Gerald Laird, the Rangers' once and future starting catcher, is making a compelling case for getting the job right now.
Manager Buck Showalter knows that the numbers are getting harder and harder to ignore as the season moves into its third month. Suddenly, the question of who the No. 1 guy is has become a bit murky.
Laird put on a show on Sunday afternoon in just his sixth start in the Rangers' last 22 games, hitting two doubles and two home runs and driving in four runs in a 10-2 victory over the Chicago White Sox at U.S. Cellular Field.
Laird was also behind the plate working with rookie left-hander John Rheinecker, who won his second straight start by holding the White Sox to two runs in eight innings.
"I hear Gerald," Showalter said. "I hear him loud and clear. That's just what I want to see. When he gets the opportunity to play, he takes advantage of it."
* * *
"I felt comfortable at the plate and had some pretty good swings," Laird said. "Buehrle is tough, but I stuck with a good approach and got some pitches to hit."
His reward is likely to be another start on Tuesday night, when Kevin Millwood pitches against the Kansas City Royals.

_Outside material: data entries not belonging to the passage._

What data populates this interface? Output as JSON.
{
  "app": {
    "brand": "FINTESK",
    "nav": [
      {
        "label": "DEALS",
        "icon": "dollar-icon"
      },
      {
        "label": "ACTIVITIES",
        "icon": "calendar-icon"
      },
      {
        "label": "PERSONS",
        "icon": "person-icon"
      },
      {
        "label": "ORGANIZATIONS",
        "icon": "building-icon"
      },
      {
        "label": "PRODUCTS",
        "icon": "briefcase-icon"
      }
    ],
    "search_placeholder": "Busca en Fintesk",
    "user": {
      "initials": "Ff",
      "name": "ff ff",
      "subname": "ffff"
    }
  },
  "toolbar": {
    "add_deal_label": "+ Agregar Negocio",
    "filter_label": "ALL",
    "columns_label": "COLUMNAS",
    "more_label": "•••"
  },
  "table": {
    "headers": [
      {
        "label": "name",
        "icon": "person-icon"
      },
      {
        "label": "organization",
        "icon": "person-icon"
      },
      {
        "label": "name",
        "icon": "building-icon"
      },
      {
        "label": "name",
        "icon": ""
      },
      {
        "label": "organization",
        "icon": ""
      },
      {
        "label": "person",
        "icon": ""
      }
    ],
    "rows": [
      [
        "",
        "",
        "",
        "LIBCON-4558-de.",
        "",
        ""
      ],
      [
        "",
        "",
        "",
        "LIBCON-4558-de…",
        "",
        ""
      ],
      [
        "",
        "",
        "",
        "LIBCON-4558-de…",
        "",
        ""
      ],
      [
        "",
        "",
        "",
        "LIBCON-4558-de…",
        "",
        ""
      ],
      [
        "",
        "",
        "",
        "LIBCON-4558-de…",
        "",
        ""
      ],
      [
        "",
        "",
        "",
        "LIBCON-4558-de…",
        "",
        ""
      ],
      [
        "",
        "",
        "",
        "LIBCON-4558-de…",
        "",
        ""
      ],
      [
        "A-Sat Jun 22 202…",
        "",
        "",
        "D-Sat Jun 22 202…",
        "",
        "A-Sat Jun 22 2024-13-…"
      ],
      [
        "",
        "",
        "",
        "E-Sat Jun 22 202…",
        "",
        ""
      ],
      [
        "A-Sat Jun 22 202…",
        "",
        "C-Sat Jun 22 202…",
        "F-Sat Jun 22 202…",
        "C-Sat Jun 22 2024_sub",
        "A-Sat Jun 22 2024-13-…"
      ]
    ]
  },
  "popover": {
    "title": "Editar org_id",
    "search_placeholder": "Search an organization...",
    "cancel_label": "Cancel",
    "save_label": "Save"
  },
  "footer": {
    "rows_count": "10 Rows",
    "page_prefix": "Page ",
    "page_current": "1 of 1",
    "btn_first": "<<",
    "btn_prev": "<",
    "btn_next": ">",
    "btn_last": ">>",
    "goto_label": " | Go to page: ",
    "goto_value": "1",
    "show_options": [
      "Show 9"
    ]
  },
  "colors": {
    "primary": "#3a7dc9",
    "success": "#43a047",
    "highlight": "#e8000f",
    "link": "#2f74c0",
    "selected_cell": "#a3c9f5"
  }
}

That doesn't mean that he has taken the job from Rod Barajas, but he is making a strong case for more playing time.
"I'm going to try to get Gerald in at least one game a series," Showalter said.
That is a change from Opening Day, when the plan was to get him in at least one or more games a week.
"I'll do that in Kansas City, and see where that takes us," Showalter said. "I want to create an environment where guys get a chance to contribute for the right reasons. I'd be a fool not to take advantage of that."
Laird's big afternoon left him hitting .367 (22-for-60) with four home runs and eight RBIs in 21 games, including 15 starts. But Barajas hasn't been exactly giving away the job. After a terrible start, he is hitting .280 with three home runs and seven RBIs since April 25.
The Rangers are 22-19 when Barajas starts and 8-7 with Laird behind the plate. Texas pitchers have a 4.19 ERA when Laird is behind the plate, and a 4.88 ERA with Barajas there.
All this means that the better Laird plays, the more pressure he puts on his bosses not to ignore him.
"I try not to look at it like that because then I put too much pressure on myself and do too much," Laird said. "In this lineup, hitting behind those guys, it takes a lot of the pressure off. I don't feel like I have to hit a three-run home run, just have some good at-bats.
"I don't look at it as putting pressure on anybody. I'll play hard when I get in there, and if that creates more playing time, that's good."
Laird was the Rangers' Opening Day catcher in 2004, but he tore his thumb six weeks into the season and missed two months. By the time he returned, Barajas was entrenched as the No. 1 catcher and has been there ever since.
At some point there is going to be a change. Barajas is eligible for free agency after the season, and Laird will have just over two years of service time. If Laird keeps playing well, there will be little doubt as to what the Rangers will do at catcher next year.
But what happens five months from now is irrelevant for a team that's in first place.
It's what's happening right now that matters most for the Rangers, and Laird is putting together a strong case for more playing time, if not the starting job altogether.
"Gerald is doing his part," Showalter said. "The more he plays, the more he builds confidence -- not only with himself but his teammates. We're fortunate to have two catchers who are capable of playing in the Major Leagues."
So Laird should be getting two starts in a row, and should start playing a little more often, at least of what Buck says holds true...
I like that...